Stopping Growth Hormone Treatment Causes Fat Buildup in Adult PWS Patients, Study Finds
Discontinuation of growth hormone (GH) therapy in adult Prader-Willi syndrome (PWS) patients causes accumulation of abdominal fat and increases levels of bad cholesterol, researchers in Japan report.
The study, “Visceral adipose tissue increases shortly after the cessation of GH therapy in adults with Prader-Willi syndrome” was published in the Endocrine Journal.
Hyperphagia, or abnormally increased hunger, is a distinct characteristic of PWS, often resulting in poor body composition and obesity. GH therapy is a standard treatment for patients with PWS, as it helps increase muscle and decrease body fat, improving the body’s overall composition.
However, GH therapy is stopped once the PWS child attains adult height. Suspending GH therapy was shown to negatively affect body composition, leading to obesity, respiratory disorders, diabetes, and other conditions.
Limited information is available on the influence of GH therapy cessation and the redistribution of body fat in PWS patients.
The Japanese researchers evaluated fat distribution in seven PWS patients who started GH therapy at a mean age of 4.1 years, and stopped receiving GH at a mean age of 18.9 years. The mean treatment duration in this population was 14.7 years. All patients received GH subcutaneously.
The height, weight, and body mass index (BMI) information for all patients was analyzed after six months and 12 months post-GH treatment cessation. Body fat distribution was measured using dual-energy X-ray absorptiometry (DEXA) and abdominal computed tomography (CT).
Results showed that the mean BMI of PWS patients analyzed six months after GH therapy discontinuation was 25 kg/m2 compared with 24.2 kg/m2 at cessation (baseline). Similarly, the percentage fat mass (%FM) significantly increased from 34.9% at baseline to 37.2% after six months.
At 12 months after GH therapy was stopped, researchers also saw a significant increase in mean fat mass (25.2 kg) compared to baseline (21.1 kg). However, weight, BMI and %FM remained unchanged.
Despite changes to body fat and BMI, lean body mass (weight minus body fat) and mineral properties of the bones did not change during both study periods, the team found.

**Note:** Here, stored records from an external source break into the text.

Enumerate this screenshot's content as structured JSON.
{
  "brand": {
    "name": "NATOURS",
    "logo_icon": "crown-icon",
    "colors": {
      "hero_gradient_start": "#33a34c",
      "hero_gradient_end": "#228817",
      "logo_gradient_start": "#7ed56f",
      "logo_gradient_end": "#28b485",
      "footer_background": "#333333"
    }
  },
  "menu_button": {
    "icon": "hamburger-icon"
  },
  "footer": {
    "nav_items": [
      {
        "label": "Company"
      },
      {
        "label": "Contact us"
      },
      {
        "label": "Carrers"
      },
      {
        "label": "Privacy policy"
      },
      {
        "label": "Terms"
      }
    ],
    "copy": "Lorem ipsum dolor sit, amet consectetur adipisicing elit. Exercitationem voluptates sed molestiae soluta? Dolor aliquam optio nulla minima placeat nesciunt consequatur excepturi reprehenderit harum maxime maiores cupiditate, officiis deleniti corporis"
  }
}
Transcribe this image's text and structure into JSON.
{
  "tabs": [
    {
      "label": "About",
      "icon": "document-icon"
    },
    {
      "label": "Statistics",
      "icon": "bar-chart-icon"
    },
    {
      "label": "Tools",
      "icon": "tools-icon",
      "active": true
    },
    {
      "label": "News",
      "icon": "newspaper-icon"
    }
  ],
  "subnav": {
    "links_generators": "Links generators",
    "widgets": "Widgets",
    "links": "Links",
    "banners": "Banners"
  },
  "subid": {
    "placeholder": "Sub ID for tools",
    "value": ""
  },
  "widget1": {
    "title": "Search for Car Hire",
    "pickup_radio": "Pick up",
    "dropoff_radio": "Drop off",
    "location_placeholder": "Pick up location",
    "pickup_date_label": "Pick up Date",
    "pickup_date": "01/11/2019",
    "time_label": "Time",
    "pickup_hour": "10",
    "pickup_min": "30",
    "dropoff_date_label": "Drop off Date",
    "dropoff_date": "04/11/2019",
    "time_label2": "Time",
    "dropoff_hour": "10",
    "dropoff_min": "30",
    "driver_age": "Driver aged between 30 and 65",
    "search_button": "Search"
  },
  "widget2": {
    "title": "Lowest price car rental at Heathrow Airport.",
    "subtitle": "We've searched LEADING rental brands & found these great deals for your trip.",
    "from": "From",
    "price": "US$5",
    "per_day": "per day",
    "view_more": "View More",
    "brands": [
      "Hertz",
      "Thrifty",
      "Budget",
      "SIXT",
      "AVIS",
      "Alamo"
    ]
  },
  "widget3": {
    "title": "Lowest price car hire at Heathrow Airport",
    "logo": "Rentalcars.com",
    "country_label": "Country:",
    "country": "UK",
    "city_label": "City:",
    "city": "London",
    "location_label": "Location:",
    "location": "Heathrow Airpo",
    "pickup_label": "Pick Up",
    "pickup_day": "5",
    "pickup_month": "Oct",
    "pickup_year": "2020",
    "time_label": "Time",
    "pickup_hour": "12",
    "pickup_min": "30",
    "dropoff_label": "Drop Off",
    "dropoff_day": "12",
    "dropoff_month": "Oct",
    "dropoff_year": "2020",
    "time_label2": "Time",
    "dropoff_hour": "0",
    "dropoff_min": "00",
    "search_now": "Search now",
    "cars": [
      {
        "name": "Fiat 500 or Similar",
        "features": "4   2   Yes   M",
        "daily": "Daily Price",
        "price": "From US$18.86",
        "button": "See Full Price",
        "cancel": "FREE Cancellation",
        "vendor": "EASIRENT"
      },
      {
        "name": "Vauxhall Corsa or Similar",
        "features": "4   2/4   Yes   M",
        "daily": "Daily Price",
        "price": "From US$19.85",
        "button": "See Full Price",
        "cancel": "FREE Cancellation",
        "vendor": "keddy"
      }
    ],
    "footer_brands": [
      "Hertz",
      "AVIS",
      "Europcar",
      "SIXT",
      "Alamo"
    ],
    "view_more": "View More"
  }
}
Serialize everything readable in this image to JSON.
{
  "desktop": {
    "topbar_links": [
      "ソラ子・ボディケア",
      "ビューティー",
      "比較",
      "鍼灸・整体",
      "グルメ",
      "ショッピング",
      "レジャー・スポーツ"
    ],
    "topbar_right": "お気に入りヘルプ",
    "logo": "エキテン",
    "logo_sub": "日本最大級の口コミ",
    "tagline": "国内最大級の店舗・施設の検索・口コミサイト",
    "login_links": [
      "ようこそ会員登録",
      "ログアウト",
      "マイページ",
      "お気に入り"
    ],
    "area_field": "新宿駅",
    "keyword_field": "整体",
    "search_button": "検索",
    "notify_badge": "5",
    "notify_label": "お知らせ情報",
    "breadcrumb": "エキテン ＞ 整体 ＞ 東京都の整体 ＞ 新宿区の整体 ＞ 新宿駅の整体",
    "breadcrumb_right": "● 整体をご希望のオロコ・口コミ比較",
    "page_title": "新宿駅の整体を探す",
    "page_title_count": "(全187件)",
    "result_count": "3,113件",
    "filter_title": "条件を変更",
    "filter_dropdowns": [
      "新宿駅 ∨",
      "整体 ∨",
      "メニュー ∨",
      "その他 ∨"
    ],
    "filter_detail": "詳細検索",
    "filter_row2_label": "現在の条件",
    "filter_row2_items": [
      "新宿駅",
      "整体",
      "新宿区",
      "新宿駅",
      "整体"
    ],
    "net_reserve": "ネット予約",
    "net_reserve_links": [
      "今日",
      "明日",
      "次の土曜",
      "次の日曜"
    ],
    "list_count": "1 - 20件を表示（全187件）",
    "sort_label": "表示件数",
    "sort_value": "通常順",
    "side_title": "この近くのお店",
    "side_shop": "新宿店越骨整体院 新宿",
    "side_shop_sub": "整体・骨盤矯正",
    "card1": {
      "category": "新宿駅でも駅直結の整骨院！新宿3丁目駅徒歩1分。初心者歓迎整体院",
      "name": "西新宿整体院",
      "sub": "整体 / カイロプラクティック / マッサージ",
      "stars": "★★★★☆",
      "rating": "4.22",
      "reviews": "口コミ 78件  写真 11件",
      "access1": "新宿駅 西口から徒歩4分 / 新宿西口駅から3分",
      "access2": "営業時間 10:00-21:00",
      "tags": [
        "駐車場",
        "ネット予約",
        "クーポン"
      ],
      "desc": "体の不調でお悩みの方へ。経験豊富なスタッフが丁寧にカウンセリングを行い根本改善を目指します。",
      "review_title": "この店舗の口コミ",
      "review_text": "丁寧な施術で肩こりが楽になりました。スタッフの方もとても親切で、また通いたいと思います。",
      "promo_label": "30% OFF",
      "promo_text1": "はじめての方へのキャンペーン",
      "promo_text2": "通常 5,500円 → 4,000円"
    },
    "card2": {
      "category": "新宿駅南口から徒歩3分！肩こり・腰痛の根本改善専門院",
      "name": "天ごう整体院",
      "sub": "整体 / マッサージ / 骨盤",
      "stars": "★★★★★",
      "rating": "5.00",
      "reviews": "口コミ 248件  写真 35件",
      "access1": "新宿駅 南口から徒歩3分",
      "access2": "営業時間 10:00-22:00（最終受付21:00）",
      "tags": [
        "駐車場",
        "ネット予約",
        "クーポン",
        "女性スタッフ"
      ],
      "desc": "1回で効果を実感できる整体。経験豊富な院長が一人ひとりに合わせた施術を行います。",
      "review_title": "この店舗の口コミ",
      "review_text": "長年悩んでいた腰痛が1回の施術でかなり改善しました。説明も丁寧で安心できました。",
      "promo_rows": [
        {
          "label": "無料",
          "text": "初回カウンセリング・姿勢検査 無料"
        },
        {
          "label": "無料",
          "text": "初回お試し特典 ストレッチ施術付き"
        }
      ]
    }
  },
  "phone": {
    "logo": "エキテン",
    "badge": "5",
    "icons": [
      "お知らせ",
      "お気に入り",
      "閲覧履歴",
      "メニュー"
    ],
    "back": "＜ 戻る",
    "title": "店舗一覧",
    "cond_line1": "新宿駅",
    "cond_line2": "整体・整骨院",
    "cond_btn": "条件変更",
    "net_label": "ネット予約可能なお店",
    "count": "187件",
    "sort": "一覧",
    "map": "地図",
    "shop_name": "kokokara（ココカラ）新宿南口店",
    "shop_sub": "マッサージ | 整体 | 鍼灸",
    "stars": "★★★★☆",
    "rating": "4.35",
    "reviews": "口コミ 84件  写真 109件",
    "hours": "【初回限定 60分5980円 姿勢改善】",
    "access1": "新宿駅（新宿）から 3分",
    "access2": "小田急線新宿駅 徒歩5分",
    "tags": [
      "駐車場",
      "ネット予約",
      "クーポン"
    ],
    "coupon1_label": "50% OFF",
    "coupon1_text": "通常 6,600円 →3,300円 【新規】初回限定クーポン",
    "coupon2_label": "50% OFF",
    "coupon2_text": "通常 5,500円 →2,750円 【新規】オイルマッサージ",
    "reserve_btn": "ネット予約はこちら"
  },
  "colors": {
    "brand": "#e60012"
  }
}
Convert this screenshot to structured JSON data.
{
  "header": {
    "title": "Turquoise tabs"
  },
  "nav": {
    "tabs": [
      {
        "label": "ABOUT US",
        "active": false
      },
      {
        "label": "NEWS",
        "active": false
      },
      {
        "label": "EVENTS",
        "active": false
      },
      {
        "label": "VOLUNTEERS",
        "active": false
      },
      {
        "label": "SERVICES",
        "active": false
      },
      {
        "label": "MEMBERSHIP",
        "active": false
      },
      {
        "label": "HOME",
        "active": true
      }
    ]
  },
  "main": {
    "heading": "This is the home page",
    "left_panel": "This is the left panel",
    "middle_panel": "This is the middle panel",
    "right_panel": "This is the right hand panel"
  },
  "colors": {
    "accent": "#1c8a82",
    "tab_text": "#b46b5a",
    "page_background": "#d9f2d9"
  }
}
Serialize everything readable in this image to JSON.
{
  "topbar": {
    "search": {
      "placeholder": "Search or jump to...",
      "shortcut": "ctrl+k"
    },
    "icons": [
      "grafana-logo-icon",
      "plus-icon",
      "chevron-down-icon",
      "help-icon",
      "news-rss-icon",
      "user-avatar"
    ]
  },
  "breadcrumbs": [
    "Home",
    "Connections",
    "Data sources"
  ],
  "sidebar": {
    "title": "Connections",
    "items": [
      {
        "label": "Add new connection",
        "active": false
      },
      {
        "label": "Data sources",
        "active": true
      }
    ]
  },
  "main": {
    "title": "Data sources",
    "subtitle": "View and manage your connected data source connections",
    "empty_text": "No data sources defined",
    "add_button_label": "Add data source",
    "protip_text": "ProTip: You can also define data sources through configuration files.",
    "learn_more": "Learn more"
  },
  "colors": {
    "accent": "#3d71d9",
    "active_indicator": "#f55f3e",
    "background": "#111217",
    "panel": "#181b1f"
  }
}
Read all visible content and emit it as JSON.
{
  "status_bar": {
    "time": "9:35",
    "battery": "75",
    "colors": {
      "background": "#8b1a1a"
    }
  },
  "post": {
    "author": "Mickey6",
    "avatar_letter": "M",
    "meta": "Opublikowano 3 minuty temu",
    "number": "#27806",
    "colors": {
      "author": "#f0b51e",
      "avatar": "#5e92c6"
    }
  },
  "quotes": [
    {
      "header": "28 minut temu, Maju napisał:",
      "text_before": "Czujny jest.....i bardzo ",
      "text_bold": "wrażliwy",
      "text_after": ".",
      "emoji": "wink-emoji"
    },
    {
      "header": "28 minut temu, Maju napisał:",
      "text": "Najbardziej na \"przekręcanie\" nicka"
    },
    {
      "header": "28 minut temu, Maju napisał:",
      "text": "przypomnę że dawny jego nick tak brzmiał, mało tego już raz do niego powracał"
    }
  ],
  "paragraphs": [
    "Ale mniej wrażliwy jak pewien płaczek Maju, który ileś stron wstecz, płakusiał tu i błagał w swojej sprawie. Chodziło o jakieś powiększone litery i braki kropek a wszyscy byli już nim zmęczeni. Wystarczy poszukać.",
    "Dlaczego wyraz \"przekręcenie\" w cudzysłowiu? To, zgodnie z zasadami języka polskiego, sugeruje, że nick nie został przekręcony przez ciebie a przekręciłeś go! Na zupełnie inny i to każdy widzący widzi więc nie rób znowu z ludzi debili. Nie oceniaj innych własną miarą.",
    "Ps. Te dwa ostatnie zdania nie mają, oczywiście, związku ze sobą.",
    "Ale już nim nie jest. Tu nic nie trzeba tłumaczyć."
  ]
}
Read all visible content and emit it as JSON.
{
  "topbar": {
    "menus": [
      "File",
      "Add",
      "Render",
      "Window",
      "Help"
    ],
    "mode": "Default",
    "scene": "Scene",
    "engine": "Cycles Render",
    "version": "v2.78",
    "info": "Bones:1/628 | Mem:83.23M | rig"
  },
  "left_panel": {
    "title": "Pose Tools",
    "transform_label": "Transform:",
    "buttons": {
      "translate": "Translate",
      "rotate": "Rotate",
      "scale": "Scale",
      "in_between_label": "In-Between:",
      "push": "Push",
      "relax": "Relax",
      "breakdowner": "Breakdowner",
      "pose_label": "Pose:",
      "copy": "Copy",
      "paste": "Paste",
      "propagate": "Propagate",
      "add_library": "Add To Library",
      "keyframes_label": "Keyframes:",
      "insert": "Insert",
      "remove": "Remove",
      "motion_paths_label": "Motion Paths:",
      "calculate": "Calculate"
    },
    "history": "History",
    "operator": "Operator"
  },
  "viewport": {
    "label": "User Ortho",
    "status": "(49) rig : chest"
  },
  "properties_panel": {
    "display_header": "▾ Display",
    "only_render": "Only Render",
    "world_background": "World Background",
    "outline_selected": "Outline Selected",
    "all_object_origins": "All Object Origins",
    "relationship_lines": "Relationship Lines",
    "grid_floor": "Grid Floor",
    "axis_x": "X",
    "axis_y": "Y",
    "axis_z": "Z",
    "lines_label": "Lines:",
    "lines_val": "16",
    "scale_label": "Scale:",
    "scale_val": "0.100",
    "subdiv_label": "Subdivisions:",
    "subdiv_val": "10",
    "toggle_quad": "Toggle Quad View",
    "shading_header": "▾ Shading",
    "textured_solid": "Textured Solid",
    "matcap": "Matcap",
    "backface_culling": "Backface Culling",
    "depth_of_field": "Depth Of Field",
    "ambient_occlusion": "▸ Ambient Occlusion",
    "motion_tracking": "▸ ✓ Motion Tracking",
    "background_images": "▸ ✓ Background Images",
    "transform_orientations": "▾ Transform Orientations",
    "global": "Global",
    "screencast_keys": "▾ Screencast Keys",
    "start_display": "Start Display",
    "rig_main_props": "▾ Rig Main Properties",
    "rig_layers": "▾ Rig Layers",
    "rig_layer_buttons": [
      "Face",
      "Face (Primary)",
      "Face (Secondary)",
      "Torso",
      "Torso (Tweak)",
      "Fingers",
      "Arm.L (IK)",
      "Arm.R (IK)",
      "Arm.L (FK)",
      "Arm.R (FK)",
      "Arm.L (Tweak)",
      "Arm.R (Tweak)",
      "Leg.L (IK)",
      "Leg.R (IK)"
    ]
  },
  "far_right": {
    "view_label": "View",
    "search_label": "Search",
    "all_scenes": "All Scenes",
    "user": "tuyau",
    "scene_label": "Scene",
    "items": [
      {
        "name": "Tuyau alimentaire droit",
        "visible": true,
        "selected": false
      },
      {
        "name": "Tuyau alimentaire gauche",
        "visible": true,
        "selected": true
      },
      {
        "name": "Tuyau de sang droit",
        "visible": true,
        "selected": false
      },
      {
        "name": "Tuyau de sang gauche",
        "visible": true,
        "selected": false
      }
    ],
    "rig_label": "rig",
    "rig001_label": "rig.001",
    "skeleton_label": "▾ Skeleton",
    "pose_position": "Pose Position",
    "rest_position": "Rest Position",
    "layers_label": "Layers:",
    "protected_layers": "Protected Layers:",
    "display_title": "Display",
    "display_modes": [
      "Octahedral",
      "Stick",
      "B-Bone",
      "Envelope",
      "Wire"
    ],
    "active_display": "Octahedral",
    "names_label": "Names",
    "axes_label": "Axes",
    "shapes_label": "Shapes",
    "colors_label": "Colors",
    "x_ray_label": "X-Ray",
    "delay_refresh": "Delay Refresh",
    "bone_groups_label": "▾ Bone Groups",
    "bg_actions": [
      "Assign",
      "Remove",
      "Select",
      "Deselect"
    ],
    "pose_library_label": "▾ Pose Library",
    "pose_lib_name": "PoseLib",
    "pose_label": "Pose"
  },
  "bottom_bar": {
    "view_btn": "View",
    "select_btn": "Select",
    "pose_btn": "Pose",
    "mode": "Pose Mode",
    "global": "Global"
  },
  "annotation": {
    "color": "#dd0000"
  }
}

Accumulation of fat in the abdomen and internal organs (visceral adipose tissue, VAT) is known to be more harmful and contribute more to obesity than fat that accumulates beneath the skin (subcutaneous adipose tissue, SAT), researchers wrote.
Assessing the levels of VAT and SAT at both six and 12 months, researchers found a significant increase in the amount of VAT. Compared to baseline, the amount of VAT in PWS patients markedly increased after 12 months post-GH cessation — from 25.2 cm2 to 48 cm2. A similar increase was reported at six months as well.
In contrast, SAT amounts did not change significantly after stopping GH therapy, thereby confirming that VAT is influenced by GH therapy.
The team also analyzed cholesterol levels, and found that the levels of total cholesterol increased to 242.8 mg/dL after six months post-cessation compared to 231.2 mg/dL at baseline.
There was also a significant increase in LDL cholesterol levels (156.5 mg/dL) compared to baseline (143.3 mg/dL), whereas HDL levels remained unaltered. LDL is considered the “bad” cholesterol and contributes to obesity, while HDL is the “good” cholesterol.
Overall, the team concluded: “discontinuation of GH therapy caused rapid increases in visceral adipose tissue and LDL cholesterol levels,” they said.
“These findings indicate that continuation of GH therapy may be a therapeutic option to maintain body composition; however, further studies regarding the long-term benefits and adverse effects of GH therapy in adults with PWS are required,” the researchers added.